Elder Son has been known to make the occasional hint about ownership of the bike, and Beautiful Daughter, who is about 1m (3′) tall but never lacking ambition, is also eyeing it up for future cycle tours. Also, in an entirely novel experience for your correspondent, I’ve found the rebuilt bike a little small compared to the other bikes I ride.

So when I found this rather dishevelled looking frame in the Scrap pile, I marshalled my excuses and rescued it to see if I could make it work.

So far it looks likely: the frame seems to be the essential Chromoly, a steel alloy which allows frame makers to use less material and make the frame lighter, and it has most of the fittings I want on a touring/commuter bike, so now the slow gradual search for parts will begin, along with much dithering about the really important question: what colour should it be?


Exciting investigations into cellulose based model making continue, partly because I have a habit of not being able to put a job down until it’s finished.

It isn’t bad from a distance; at least it doesn’t shout “cereal packet” as loudly as I thought it would. unfortunately seen close up it is a bit more obvious: cheap card will only react one way to moisture or glue and where it didn’t separate like a fan it still has a pretty dodgy surface. On the other hand I really underestimated the stability of layers of card, and the sides and ends look like they should be fitted to a tank. This skip isn’t going to warp or anything similar, but this meant I couldn’t make any of the “dents” and wrinkles I was planning to add; believe me I tried, with a variety of tools.

Also, if it existed in real life it would require half a steelworks output to make one and the finished skip would bend cranes. Overall, it seems better card and lighter construction is the way to go.

While I continue to get used to the new work schedule and cycling three times the distance to work and back, here’s another drawing for possible carriages on the Körschtalbahn.
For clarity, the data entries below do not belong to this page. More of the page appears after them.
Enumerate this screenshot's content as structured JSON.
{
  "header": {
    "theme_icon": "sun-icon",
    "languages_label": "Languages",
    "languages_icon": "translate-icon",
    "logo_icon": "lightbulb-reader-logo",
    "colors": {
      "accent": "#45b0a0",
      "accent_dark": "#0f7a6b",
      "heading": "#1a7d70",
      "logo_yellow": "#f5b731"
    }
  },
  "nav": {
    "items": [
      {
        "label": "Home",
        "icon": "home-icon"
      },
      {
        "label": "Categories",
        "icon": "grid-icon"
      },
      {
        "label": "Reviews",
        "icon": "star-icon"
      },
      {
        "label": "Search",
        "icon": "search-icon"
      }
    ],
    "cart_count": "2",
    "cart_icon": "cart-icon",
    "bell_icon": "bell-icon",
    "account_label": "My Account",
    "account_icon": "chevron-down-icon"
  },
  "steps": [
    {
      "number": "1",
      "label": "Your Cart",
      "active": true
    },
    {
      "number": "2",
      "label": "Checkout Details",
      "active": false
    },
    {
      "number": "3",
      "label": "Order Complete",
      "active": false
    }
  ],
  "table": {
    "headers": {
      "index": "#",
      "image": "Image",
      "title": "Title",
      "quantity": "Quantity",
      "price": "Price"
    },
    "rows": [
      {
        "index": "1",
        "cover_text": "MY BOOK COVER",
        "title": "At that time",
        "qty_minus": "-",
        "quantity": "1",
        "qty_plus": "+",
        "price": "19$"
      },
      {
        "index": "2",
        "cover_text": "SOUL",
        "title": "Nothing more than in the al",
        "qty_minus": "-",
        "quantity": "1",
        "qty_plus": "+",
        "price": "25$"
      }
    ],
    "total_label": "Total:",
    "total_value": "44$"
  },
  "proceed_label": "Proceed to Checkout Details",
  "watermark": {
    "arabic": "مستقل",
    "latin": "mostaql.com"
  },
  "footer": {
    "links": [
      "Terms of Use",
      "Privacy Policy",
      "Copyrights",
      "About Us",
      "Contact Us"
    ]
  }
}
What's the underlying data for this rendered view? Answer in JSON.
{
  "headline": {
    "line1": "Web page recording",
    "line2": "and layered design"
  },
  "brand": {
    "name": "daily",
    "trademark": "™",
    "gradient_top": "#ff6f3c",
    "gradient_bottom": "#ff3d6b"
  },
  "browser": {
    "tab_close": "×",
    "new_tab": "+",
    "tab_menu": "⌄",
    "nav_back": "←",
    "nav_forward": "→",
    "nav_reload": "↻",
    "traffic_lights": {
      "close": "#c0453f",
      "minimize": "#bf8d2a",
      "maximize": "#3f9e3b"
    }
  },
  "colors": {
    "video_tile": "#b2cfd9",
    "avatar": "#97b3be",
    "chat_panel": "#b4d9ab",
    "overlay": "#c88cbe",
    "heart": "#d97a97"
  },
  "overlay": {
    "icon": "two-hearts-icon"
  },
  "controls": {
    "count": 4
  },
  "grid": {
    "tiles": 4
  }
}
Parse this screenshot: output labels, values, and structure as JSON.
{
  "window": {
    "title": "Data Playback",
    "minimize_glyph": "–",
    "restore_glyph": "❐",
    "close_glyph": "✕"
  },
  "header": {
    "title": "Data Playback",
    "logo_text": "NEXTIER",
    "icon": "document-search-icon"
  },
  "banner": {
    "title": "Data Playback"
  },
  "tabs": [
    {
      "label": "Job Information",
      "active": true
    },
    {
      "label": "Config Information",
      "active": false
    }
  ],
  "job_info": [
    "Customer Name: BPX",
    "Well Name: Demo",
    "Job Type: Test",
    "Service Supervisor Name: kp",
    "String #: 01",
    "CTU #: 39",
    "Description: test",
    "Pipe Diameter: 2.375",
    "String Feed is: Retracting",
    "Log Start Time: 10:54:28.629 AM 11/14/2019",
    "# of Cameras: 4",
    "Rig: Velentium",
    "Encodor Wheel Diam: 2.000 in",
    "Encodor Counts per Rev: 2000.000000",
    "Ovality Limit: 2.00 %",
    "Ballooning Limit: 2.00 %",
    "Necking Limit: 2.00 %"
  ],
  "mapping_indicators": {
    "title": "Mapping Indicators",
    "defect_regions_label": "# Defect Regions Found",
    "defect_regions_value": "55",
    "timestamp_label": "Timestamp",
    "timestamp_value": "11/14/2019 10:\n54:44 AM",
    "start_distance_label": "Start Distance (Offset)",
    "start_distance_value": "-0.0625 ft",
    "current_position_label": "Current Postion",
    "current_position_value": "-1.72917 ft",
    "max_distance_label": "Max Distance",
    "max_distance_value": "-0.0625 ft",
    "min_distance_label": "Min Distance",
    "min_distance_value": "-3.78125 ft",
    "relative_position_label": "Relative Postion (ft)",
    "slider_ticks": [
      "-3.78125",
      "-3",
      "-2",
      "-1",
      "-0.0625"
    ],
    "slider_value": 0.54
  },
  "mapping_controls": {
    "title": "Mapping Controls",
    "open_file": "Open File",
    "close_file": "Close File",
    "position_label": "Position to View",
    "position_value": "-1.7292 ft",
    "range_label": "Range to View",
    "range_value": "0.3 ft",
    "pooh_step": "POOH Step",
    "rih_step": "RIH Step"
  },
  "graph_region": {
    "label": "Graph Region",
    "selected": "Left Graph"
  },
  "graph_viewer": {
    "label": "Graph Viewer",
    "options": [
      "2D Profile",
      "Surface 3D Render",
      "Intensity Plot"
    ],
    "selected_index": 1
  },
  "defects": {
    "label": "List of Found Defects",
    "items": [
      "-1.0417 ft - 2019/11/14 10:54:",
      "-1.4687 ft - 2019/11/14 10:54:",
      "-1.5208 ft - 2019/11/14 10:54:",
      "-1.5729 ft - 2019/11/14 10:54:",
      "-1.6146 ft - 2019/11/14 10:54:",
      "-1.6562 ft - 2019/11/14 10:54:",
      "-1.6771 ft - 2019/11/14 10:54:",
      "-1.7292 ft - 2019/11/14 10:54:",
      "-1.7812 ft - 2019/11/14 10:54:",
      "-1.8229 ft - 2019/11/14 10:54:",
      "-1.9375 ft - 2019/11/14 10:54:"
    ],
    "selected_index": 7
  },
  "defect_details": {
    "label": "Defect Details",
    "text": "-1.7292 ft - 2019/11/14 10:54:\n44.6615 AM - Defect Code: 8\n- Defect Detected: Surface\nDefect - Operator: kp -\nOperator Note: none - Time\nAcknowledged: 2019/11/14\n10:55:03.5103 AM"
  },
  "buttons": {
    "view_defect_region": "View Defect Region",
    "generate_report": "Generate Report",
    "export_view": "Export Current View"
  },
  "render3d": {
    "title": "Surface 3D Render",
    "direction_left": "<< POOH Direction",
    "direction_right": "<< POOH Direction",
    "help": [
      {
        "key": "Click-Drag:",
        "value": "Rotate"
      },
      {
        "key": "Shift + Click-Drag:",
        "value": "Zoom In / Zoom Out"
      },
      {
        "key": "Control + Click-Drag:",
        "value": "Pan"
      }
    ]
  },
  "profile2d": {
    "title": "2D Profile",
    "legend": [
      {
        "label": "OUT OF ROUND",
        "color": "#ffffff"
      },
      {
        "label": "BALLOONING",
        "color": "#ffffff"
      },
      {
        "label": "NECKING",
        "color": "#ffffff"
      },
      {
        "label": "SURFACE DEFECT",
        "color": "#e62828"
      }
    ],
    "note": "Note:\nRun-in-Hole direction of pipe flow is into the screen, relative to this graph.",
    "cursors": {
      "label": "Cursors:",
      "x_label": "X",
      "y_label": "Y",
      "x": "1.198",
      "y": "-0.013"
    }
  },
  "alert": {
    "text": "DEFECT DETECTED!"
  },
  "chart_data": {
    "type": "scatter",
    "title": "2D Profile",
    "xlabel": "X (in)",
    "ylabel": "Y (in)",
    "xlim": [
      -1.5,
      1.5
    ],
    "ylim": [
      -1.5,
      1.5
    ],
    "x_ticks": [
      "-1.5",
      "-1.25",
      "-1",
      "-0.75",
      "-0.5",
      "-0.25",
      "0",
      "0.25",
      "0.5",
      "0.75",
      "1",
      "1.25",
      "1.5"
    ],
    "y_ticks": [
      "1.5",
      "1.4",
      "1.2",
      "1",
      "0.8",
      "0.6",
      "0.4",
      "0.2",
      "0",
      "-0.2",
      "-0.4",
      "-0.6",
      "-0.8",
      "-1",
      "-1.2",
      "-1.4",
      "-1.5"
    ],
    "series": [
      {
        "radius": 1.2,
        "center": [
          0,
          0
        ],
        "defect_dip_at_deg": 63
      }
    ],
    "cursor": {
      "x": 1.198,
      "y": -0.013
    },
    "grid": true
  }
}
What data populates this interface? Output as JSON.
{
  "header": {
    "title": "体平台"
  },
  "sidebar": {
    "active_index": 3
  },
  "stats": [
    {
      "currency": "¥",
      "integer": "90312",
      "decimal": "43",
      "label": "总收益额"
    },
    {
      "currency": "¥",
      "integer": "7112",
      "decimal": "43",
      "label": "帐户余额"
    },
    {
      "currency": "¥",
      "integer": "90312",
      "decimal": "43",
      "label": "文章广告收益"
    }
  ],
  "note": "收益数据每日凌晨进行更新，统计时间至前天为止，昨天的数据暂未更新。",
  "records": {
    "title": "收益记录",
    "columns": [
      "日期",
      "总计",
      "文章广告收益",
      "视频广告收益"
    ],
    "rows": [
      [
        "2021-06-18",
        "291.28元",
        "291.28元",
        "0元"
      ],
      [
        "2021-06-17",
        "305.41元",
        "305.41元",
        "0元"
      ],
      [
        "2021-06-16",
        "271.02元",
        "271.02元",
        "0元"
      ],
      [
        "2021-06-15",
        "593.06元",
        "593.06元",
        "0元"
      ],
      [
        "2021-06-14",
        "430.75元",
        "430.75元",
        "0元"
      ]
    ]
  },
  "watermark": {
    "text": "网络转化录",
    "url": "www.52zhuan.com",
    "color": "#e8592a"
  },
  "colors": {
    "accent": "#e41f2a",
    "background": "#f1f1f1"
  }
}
For long distance passenger services German railways have used a bewildering number of very similar designs and sub-designs based on the same general theme, which is repeated all over Europe, so I made a general generic “shrunk” version including some of the features I liked.

Once again I wasn’t sure whether a long or short version would be better, so I drew both. There’s about enough length in the proposed model station to fit three of each in the platforms, so it’s a question of appearances rather than a practical decision.

I will now spend ages making a decision on what to use and maybe, just maybe, actually get something built at some point…

Test box

I’m still waiting for the money tree to recover from a gap between previous and current job, and in an effort to do something interesting while not being too taxing on brain capacity or finances I decided to try to make a new container model from card, because card is free, especially when it’s essentially old cereal packets, and as a card carrying (ahem) Luddite I have a strange fascination for making things out of low tech or discarded materials.

Besides, if I can get this to work, I could try making card carriages and print the colour scheme on the outside, which opens up possibilities for interesting colour schemes.

This qualifies as “really quite exciting” for someone like me.

After a bit of googling I decided that the Körschtalbahn could reasonably have a contract carrying scrap; inward as raw materials, outwards as processed/shredded metal. This also meant a good excuse for some seriously battered containers, so I could see how the card reacted to being weathered, and also hide all the inevitable mistakes quite handily.

I’m not sold on the idea as yet: I have to use a lot of superglue to make the car behave, and it still needs a coat of primer, as seen above, which rather diminishes the smug eco-friendly glow from using recycling materials. Maybe it would work better if I use better quality card? I’m sure I ‘recycled’ a sheet or two from somewhere, possibly even with the owners permission.